When the Hollywood blockbuster "The Beach" was filmed on a Thai island three years ago, environmental groups accused the producers of causing extensive damage and disrupting the region's ecological system.
Undeterred by the controversy, American broadcaster CBS has asked the Thai government if it can film the fifth "Survivor" game show in Thailand's Tarutao Islands National Park.
Somsak Thepsutin, cabinet minister in charge of tourism and film production, told Reuters the government was in the final stages of approving the request.
"It is 90 percent done at the moment since I personally want to approve the proposal, but we need other agencies to approve this, too," Somsak said. "We will reach a decision very soon, and they can come to start the filming as early as June."
A record 52 million U.S. viewers tuned in to see corporate consultant Richard Hatch go the distance on Pulau Tiga in Malaysian Borneo in the original "Survivor" in August 2000.
The sequel "Survivor: The Australian Outback" drew 36.4 million viewers in May 2001, capping a series of solid ratings that helped CBS to a first-place finish in total viewers and household ratings last season.
The third edition of the show was filmed in Africa's Shaba National Reserve in Kenya and its fourth edition, "Survivor: Marquesas" was filmed on the island of Nuku Hiva in the Marquesas archipelago of French Polynesia.
In each series, 16 contestants are marooned in a remote location in a game of elimination.

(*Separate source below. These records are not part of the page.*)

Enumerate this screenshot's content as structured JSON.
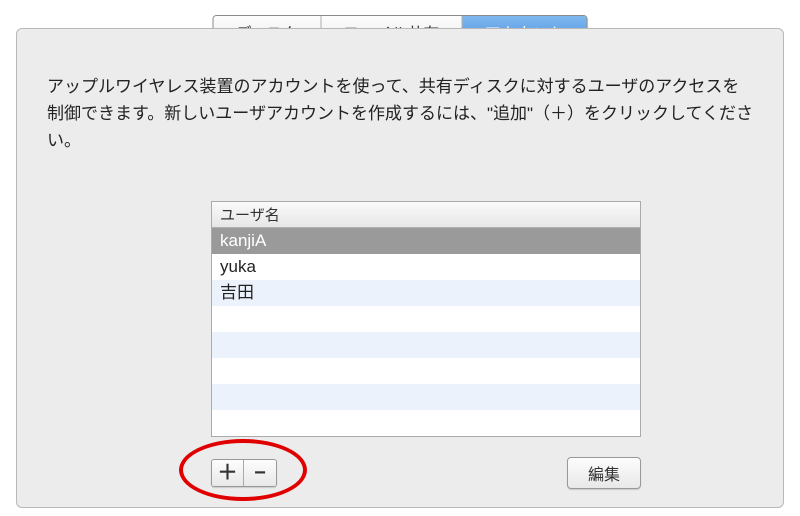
{
  "tabs": [
    {
      "label": "ディスク",
      "active": false
    },
    {
      "label": "ファイル共有",
      "active": false
    },
    {
      "label": "アカウント",
      "active": true
    }
  ],
  "description": "アップルワイヤレス装置のアカウントを使って、共有ディスクに対するユーザのアクセスを制御できます。新しいユーザアカウントを作成するには、\"追加\"（＋）をクリックしてください。",
  "table": {
    "header": "ユーザ名",
    "rows": [
      {
        "name": "kanjiA",
        "selected": true
      },
      {
        "name": "yuka",
        "selected": false
      },
      {
        "name": "吉田",
        "selected": false
      }
    ]
  },
  "buttons": {
    "add": "＋",
    "remove": "−",
    "edit": "編集"
  }
}
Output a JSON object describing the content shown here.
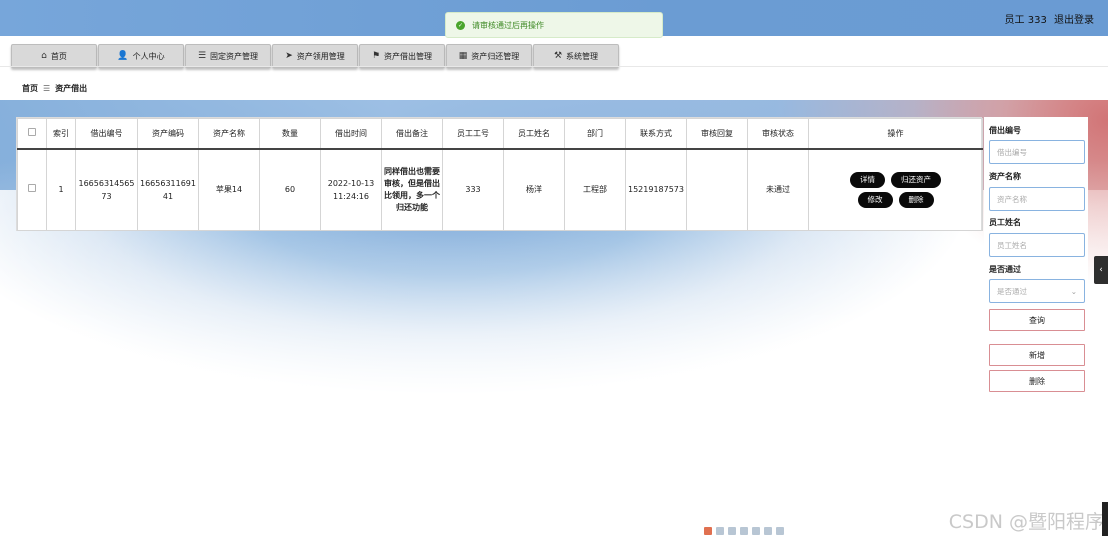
{
  "user": {
    "greeting": "员工 333",
    "logout": "退出登录"
  },
  "toast": {
    "message": "请审核通过后再操作"
  },
  "nav": [
    {
      "icon": "home-icon",
      "glyph": "⌂",
      "label": "首页",
      "w": 86
    },
    {
      "icon": "user-icon",
      "glyph": "👤",
      "label": "个人中心",
      "w": 86
    },
    {
      "icon": "list-icon",
      "glyph": "☰",
      "label": "固定资产管理",
      "w": 86
    },
    {
      "icon": "send-icon",
      "glyph": "➤",
      "label": "资产领用管理",
      "w": 86
    },
    {
      "icon": "flag-icon",
      "glyph": "⚑",
      "label": "资产借出管理",
      "w": 86
    },
    {
      "icon": "grid-icon",
      "glyph": "▦",
      "label": "资产归还管理",
      "w": 86
    },
    {
      "icon": "tool-icon",
      "glyph": "⚒",
      "label": "系统管理",
      "w": 86
    }
  ],
  "breadcrumb": {
    "home": "首页",
    "sep": "☰",
    "current": "资产借出"
  },
  "table": {
    "headers": [
      "索引",
      "借出编号",
      "资产编码",
      "资产名称",
      "数量",
      "借出时间",
      "借出备注",
      "员工工号",
      "员工姓名",
      "部门",
      "联系方式",
      "审核回复",
      "审核状态",
      "操作"
    ],
    "row": {
      "index": "1",
      "loan_no": "1665631456573",
      "asset_code": "1665631169141",
      "asset_name": "苹果14",
      "qty": "60",
      "loan_time": "2022-10-13 11:24:16",
      "remark": "同样借出也需要审核，但是借出比领用，多一个归还功能",
      "emp_no": "333",
      "emp_name": "杨洋",
      "dept": "工程部",
      "phone": "15219187573",
      "reply": "",
      "status": "未通过"
    },
    "ops": {
      "detail": "详情",
      "return": "归还资产",
      "edit": "修改",
      "delete": "删除"
    }
  },
  "search": {
    "loan_no_label": "借出编号",
    "loan_no_placeholder": "借出编号",
    "asset_name_label": "资产名称",
    "asset_name_placeholder": "资产名称",
    "emp_name_label": "员工姓名",
    "emp_name_placeholder": "员工姓名",
    "passed_label": "是否通过",
    "passed_placeholder": "是否通过",
    "query": "查询",
    "add": "新增",
    "delete": "删除"
  },
  "watermark": "CSDN @暨阳程序"
}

The last remaining person wins $1 million.
CBS is a unit of Viacom Inc.
"Survivor" representatives had hoped to meet Thai Prime Minister Thaksin Shinawatra on Wednesday, but the meeting was cancelled as Thaksin was unwell.
Somsak said as many as 200 people were expected to work on the production of the series in the Tarutao Islands.
The national park, located in the Andaman Sea some 800 miles south of Bangkok, comprises five major islands and covers a land-and-sea area of 1,490 square kilometers.
One of the five islands, Tarutao, was a prison for hundreds of political prisoners during the 1940s and is now a hatchery and nursery center for endangered sea turtles.
Thai authorities said they would bring in environmentalists and local residents to monitor the likely environmental impact caused by filming on the islands.
"We will ask environmentalists to help keep a close eye on them. This will not be another 'The Beach'," Sidhichai Jayant, director of Thailand's Film Board, told Reuters.
Environmentalists said the filming of 20th Century Fox's "The Beach" at Maya Bay on Phi Phi island, northwest of Tarutao, had caused soil erosion and subsidence after grass and weeds were uprooted for coconut tree plantation.
The studio denied the claim.
By Panarat Thepgumpanat